  6. 6.
    Mandel IC, Mandel NS (2007) Structural and compositional analysis of kidney stones Chapter 5: (eISBN 978-1-59259-972-1). In: Stoller ML, Meng MV (eds) Urinary stone disease: the practical guide to medical and surgical management. Humana Press, New York, pp 69–81CrossRefGoogle Scholar
  7. 7.
    Wirth GJ, Teuscher J, Graf JD, Iselin CE (2006) Efavirenz-induced urolithiasis. Urol Res 34:288–289CrossRefPubMedGoogle Scholar
  8. 8.
    Ghousheh AI, Groth TW, Fryjoff KM, Wille DF, Mandel NS, Roddy JT, Durkee CT (2013) Urolithiasis in patients on high dose felbamate. J Urol 189:1865–1869. doi: 10.1016/j.juro.2012.12.032 CrossRefPubMedGoogle Scholar
  9. 9.
    Ettinger B, Weil E, Mandel NS, Darling S (1979) Triamterene-induced nephrolithiasis. Ann Intern Med 91:745–746CrossRefPubMedGoogle Scholar
  10. 10.
    Assimos DG, Langenstroer P, Leinbach RF, Mandel NS, Stern JM, Holmes RP (1999) Guaifenesin- and ephedrine-induced stones. J Endourol 13:665–667CrossRefPubMedGoogle Scholar
  11. 11.
    Kolbach-Mandel AM, Mandel NS, Cohen SR, Kleinman JG, Ahmed F, Mandel IC, Wesson JA (2016) Guaifenesin stone matrix proteomics: a protocol for identifying proteins critical to stone formation. Urolithiasis. doi: 10.1007/s00240-016-0907-4 Google Scholar
  12. 12.
    Avallone M, Kolbach-Mandel A, Mandel I, Mandel N, Dietrich P, Wesson J, Davis C (2015) Polyisobutylene urolithiasis due to ileal conduit urostomy appliance: An index case. J Endourol Case Rep 1(1):41–43CrossRefPubMedPubMedCentralGoogle Scholar
  13. 13.
    Boyce WH, Garvey FK (1956) The amount and nature of the organic matrix in urinary calculi: a review. J Urol 76:213–227PubMedGoogle Scholar
  14. 14.
    Khan SR, Atmani F, Glenton P, Hou Z, Talham DR, Khurshid M (1996) Lipids and membranes in the organic matrix of urinary calcific crystals and stones. Calcif Tissue Int 59:357–365CrossRefPubMedGoogle Scholar

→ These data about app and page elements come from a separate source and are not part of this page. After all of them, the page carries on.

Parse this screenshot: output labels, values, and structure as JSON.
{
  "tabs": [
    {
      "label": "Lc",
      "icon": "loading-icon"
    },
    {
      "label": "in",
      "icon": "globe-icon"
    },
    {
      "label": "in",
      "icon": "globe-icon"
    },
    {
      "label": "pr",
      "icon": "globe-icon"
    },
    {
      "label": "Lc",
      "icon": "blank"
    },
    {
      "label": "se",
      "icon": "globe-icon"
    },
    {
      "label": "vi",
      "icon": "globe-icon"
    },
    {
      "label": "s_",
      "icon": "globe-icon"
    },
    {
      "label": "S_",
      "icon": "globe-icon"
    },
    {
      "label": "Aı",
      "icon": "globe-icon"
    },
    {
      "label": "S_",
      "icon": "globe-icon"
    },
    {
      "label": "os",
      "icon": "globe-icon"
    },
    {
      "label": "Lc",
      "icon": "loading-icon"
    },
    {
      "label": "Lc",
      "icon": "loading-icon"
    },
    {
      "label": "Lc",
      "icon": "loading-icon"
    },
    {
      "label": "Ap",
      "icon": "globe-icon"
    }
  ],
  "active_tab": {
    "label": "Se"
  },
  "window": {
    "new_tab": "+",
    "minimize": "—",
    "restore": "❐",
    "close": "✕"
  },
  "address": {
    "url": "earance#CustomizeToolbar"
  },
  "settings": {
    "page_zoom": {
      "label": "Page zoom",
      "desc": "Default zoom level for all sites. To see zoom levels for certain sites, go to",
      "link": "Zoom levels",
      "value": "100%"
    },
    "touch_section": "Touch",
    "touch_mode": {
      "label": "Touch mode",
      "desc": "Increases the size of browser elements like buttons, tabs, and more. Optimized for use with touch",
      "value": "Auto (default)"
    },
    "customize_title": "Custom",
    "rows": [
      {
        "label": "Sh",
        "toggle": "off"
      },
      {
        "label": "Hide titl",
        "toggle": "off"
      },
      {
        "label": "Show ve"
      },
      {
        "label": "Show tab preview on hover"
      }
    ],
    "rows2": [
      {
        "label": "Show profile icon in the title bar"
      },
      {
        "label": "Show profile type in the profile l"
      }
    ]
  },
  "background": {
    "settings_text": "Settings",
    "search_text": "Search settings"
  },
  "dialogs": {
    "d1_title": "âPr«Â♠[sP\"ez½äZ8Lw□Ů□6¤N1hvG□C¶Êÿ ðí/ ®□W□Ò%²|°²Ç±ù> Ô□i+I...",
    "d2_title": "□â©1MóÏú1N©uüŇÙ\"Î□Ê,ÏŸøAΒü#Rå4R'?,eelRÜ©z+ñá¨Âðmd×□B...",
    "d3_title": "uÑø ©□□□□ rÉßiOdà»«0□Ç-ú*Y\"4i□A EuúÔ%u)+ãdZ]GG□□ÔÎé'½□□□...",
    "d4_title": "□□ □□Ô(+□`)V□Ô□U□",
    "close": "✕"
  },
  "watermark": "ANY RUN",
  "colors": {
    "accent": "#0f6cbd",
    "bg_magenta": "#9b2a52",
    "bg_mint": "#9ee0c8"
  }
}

Copyright information

© Springer-Verlag Berlin Heidelberg (outside the USA) 2016

Authors and Affiliations

  1. 1.Division of Nephrology, Mandel International Stone and Molecular Analysis CenterMedical College of Wisconsin, Clement J. Zablocki Department of Veterans Affairs Medical CenterMilwaukeeUSA

Personalised recommendations